▶ _EXERCISE GOAL_: Could you report every line of the listing below that holds the word "powerchair"?
---------- THE RECORDS ----------
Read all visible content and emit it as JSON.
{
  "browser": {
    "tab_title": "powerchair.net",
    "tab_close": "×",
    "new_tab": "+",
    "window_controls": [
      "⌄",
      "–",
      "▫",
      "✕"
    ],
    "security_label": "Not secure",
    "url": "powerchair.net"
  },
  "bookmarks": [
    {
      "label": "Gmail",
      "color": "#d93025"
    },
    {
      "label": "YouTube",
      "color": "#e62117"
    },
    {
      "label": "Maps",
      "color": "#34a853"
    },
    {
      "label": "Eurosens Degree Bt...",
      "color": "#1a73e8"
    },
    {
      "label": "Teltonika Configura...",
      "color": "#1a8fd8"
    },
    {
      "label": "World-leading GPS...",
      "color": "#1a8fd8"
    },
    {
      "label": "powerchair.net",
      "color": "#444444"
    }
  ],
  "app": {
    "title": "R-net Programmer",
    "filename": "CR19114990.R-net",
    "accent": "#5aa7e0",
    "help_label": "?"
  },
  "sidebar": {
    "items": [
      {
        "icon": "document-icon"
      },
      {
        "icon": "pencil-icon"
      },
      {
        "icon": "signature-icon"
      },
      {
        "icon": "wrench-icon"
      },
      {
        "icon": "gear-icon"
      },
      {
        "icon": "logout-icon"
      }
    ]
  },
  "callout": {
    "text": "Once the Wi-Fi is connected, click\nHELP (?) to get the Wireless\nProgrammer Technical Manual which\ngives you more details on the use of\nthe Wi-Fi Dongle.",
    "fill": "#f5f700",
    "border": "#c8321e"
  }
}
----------
▶ _FINISHED EXERCISE_:
    "tab_title": "powerchair.net",
    "url": "powerchair.net"
      "label": "powerchair.net",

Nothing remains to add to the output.